**STUDY MATERIAL**.
━━━

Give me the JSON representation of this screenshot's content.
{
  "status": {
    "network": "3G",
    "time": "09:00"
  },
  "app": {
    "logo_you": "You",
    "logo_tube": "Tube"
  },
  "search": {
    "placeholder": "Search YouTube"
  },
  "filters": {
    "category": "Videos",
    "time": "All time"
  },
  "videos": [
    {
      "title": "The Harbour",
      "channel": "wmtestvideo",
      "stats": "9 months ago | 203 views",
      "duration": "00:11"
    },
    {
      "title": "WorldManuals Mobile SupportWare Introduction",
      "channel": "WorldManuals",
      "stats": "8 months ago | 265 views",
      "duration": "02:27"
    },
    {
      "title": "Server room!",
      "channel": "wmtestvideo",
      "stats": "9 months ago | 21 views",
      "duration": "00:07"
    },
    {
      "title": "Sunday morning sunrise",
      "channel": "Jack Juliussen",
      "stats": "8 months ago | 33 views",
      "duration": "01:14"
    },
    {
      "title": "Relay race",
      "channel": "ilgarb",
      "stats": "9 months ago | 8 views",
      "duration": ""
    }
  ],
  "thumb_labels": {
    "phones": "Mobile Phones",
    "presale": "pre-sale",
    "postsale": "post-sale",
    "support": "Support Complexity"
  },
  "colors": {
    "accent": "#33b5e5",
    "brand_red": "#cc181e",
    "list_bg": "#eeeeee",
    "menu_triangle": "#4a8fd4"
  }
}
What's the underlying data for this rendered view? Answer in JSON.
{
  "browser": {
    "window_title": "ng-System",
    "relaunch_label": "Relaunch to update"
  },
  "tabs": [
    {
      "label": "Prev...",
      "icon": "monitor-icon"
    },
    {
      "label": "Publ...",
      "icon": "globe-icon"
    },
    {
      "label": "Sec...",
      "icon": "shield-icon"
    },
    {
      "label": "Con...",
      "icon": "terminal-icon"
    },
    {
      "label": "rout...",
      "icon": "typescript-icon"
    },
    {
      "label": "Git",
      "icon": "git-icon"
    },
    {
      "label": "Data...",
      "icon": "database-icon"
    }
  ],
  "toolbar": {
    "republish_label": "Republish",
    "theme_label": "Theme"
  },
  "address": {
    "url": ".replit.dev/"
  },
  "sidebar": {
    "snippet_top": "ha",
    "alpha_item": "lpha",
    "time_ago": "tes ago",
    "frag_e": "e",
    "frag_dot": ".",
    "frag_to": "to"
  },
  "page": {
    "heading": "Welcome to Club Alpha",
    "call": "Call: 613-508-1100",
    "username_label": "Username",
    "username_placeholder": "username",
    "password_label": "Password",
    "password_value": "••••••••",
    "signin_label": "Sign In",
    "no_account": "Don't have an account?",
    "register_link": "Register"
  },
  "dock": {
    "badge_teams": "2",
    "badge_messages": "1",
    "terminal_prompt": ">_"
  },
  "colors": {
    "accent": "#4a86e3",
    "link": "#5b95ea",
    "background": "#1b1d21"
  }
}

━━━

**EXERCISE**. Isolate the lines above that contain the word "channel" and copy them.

**YOUR RESPONSE**.
      "channel": "wmtestvideo",
      "channel": "WorldManuals",
      "channel": "wmtestvideo",
      "channel": "Jack Juliussen",
      "channel": "ilgarb",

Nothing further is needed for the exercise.